Material for this exercise |
BEGIN

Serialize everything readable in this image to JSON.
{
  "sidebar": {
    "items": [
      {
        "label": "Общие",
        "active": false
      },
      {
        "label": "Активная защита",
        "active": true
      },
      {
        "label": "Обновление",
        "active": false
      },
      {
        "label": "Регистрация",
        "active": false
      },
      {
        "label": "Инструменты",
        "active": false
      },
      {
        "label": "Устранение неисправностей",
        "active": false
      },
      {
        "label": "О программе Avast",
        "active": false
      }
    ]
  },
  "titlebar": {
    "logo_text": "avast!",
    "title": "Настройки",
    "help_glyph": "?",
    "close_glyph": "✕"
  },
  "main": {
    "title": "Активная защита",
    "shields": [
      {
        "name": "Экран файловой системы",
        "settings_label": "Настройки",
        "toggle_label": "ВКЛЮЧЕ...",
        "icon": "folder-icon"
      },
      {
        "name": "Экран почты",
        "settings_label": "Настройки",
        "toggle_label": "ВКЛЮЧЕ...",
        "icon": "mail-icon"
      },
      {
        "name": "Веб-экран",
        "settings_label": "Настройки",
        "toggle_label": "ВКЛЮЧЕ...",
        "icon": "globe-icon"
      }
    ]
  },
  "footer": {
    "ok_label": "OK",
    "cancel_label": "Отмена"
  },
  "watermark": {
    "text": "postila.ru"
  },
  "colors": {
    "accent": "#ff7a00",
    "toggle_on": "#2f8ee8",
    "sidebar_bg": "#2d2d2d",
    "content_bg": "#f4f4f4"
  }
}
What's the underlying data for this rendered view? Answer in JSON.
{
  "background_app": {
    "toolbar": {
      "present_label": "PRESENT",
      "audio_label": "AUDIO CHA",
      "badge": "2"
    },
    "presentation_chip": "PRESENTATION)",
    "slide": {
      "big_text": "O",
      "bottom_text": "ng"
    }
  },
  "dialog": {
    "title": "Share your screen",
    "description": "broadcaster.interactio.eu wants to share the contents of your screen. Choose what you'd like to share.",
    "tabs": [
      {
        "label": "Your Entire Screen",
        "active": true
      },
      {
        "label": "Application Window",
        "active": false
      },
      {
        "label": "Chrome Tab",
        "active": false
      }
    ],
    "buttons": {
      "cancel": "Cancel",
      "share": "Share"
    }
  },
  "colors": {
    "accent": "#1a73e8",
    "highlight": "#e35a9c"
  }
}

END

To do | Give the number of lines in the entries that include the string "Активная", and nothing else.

Solution to the exercise | 2